Nightlife -- and all its attendant functionaries -- can be a tricky thing to navigate, especially if someone's got their mind on other things, such as the bottom line. That's why nightclubs and magazines and galleries and fashion houses and a whole host of other wonderfully shady concerns turn to Michelle Leshem and SuperMarket Creative. Leshem was on the front lines when Crobar was king, and she's been a sorta queenpin with all kinds of fun stuff since. We caught up with the fast-talking excitement generator to see what's what and where. Here's what she had to say:
Okay, for those who don't know, what's Supermarket Creative? Five years ago, Supermarket (for short) was built as a one stop "Ma and Pa" shop for marketing, promotions, brand development, experiential events and production. You can hire us to strategize and develop your brand, develop branded environments, social networking, sponsorship activation, grand openings, product launches and so on. There's nothing more we love to do then develop brands, create buzz and launch in an artistic and innovative manner.

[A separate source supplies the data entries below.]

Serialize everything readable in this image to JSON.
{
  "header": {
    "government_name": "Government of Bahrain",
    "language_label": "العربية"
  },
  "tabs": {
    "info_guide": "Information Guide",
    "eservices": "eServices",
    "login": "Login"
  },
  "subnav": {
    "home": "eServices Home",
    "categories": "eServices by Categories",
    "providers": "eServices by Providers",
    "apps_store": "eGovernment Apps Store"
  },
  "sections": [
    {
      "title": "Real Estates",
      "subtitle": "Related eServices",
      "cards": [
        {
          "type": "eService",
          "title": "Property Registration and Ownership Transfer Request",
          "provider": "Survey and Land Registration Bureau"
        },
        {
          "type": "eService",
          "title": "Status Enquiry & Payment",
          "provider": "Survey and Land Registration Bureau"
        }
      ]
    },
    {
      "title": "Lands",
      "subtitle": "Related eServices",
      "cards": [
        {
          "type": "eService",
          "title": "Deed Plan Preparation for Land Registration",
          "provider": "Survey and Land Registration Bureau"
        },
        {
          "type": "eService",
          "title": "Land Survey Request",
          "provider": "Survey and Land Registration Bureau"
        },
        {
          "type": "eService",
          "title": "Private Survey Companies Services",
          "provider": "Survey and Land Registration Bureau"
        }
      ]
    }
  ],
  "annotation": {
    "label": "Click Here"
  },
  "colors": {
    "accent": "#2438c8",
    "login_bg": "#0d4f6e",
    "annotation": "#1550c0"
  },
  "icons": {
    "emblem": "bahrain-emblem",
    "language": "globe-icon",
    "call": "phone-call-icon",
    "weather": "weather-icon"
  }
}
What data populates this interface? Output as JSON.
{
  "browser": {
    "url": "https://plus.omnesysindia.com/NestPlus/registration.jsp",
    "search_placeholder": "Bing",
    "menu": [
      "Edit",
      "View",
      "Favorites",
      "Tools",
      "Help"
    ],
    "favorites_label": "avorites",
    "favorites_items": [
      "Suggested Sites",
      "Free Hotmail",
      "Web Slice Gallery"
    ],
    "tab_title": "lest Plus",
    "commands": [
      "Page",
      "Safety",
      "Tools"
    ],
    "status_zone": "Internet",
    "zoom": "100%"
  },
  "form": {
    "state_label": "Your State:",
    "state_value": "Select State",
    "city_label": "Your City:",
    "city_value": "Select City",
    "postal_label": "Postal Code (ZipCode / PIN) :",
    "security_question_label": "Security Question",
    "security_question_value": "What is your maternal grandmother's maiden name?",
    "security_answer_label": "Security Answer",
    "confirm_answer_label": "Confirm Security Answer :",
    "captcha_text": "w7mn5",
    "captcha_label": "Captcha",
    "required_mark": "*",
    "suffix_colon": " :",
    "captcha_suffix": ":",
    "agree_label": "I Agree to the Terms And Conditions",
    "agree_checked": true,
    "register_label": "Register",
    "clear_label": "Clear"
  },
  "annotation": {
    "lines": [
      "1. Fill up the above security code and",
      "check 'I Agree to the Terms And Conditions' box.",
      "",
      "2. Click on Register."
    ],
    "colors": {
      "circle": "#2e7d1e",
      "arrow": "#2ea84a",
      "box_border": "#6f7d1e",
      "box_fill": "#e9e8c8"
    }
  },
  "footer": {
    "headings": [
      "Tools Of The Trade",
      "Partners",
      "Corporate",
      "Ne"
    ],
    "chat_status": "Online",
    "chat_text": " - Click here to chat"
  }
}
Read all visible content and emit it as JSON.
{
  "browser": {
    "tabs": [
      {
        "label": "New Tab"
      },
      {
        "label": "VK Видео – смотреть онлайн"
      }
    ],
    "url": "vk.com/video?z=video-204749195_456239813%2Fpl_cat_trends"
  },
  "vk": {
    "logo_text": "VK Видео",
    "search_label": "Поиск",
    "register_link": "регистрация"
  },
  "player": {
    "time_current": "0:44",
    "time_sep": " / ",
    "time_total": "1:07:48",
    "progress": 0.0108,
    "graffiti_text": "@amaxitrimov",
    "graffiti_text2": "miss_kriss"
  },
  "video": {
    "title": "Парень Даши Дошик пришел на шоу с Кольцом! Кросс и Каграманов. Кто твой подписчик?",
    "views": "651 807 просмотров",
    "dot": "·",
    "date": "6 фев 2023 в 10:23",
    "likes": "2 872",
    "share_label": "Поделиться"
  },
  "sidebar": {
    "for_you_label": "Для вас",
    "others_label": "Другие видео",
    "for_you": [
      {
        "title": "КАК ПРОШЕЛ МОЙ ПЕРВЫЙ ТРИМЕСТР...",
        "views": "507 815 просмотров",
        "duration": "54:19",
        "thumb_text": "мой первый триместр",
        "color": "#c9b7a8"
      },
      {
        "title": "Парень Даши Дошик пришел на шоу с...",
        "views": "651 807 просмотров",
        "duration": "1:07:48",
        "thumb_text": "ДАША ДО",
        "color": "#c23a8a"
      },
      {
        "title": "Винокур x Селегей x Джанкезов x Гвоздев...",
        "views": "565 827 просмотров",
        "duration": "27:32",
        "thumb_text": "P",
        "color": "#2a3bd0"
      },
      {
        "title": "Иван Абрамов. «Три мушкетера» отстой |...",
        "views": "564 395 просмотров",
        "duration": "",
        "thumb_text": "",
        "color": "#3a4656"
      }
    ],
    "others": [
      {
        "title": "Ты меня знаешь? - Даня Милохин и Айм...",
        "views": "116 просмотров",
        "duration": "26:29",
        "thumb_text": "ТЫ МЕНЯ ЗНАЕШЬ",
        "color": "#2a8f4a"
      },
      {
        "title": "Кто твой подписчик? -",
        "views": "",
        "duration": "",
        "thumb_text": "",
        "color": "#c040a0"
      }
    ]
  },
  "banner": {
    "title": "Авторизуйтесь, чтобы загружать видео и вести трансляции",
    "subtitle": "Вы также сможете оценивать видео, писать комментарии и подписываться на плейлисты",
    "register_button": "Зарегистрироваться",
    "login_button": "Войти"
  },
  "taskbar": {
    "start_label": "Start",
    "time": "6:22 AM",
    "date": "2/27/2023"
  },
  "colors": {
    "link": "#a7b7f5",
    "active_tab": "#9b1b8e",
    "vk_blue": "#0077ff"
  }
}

You and your partner Sean Drake also run something called Creative Mafia. Can you tell us a little bit about that? Creative Mafia is the advertising and design sector of what we do. Sean is the art director; he handles everything from graphic, publication design and production, web development, creative strategy and photography whereas I focus on research and development, conceptualization, client relations, package design. Together we develop branded environments. Our clients range from hotels, nightclubs, non profits, medical, restaurant, lifestyle and retail.
Your client list runs the gamut from Awarehouse Gallery to the International Polo Club. What's the secret to repping both the avant-garde and high society? Knowing your target, having a great idea and strategy, smart design and execution that taps into human insight. Lastly, it's very important to always support and cross promote with like-minded creatives and allies. Keeps the energy flowing.
You also handle some fast fashion, including something called J'Adore Design, which apparently goes well beyond clothes. Wanna give us the scoop? This is a experiential event that is more about my passion for interior design together with upcoming and established fashion brands. J'adore Design was created in 2004 and based on the act of window shopping. Who doesn't window shop? Since I love events that incorporate theatrical productions that interact with the audience, I thought J'adore Design is a perfect way to showcase the artistic value behind visual merchandising in a more controlled setting such as an exhibition. After a two-year hiatus, I have partnered up with my dear friend Jose Ortiz, and we are currently working on a Swim and Art Basel installment.
You got your kick-start at Crobar back when South Beach still had an edge to it. What was one of the most important things you learned working at that fabled hotspot? That era opened my eyes to a whole new world. I learned how to market and sell a brand so that customers and guests valued the product, developing marketing and operational programs and ultimately creating special events to target an affluent clientele. I learned everything about my clients in order to accommodate them as best I can, which was very important for us to succeed especially in a competitive market. Till today that attention to detail helps me develop and launch products successfully.
After Crobar you ditched the Beach and hit the Mainland, handling hype at Pawn Shop Lounge. Do you think it will ever again be cool to go back across the Causeway to South Beach? South Beach will always be known as an amazing place to live, visit and party. It's beautiful and it's definitely one of the coolest spots in the nation. There are still a few great spots from lounges to hotels that -- whether you live in Wynwood or South Beach -- are fun to frequent. Not to mention South Beach is still a Mecca for many special events that make this city amazing -- from Miami Swim Week to Winter Music Conference, Food and Wine and so on. It definitely can't be compared to the Mainland, which I think is a good thing. Why recycle environments and areas? Thankfully, there is a new crop of spots and areas to go to now whether you are a Beach person or not.
Miami's Wynwood and Design District is growing and I couldn't be happier. Now, in regards to SoBe bringing a bit more of its mojo back, well, I think if there was more of a focus on better talent bookings, instead of TV reality stars and big room DJs, like more up and coming artists and production filled events.
Word is you've also started spinning. Can you fill us in on the when, where, what and why? Influenced by Sean -- aside from him being my permanent love interest he is also my favorite DJ -- it was only natural for him to want to start to teach me. I also started DJing with one of my BFFs, Sasha Lauzon. Together we are called SnM. Our musical direction leans more towards Nu Disco to New Wave. We felt there was a need for more girl DJs who love the sounds of Sally Shapiro, Little Boots, In Flagranti and Fan Death just to name a few. We just DJed at Bardot and we are also producing a one-off, Canadian inspired music event at Cafeina called "The Eh Team." Our neighbor up north, my native land, is home to a lot of amazing artists and we wanted to showcase that.
In a phrase, what do you think makes for a dynamite night out? The company, the music and the ambiance -- whether it's back to basics or full-on glitz.
Speaking of nights out, can you name a few of your favorite hangouts? Magnum, The Vagabond, Soyka, Michael's Genuine, Private Residence and Bardot.
What's next for Michelle Leshem? Opening up my own digs that compliments and helps develop Miami's burgeoning art and entertainment district.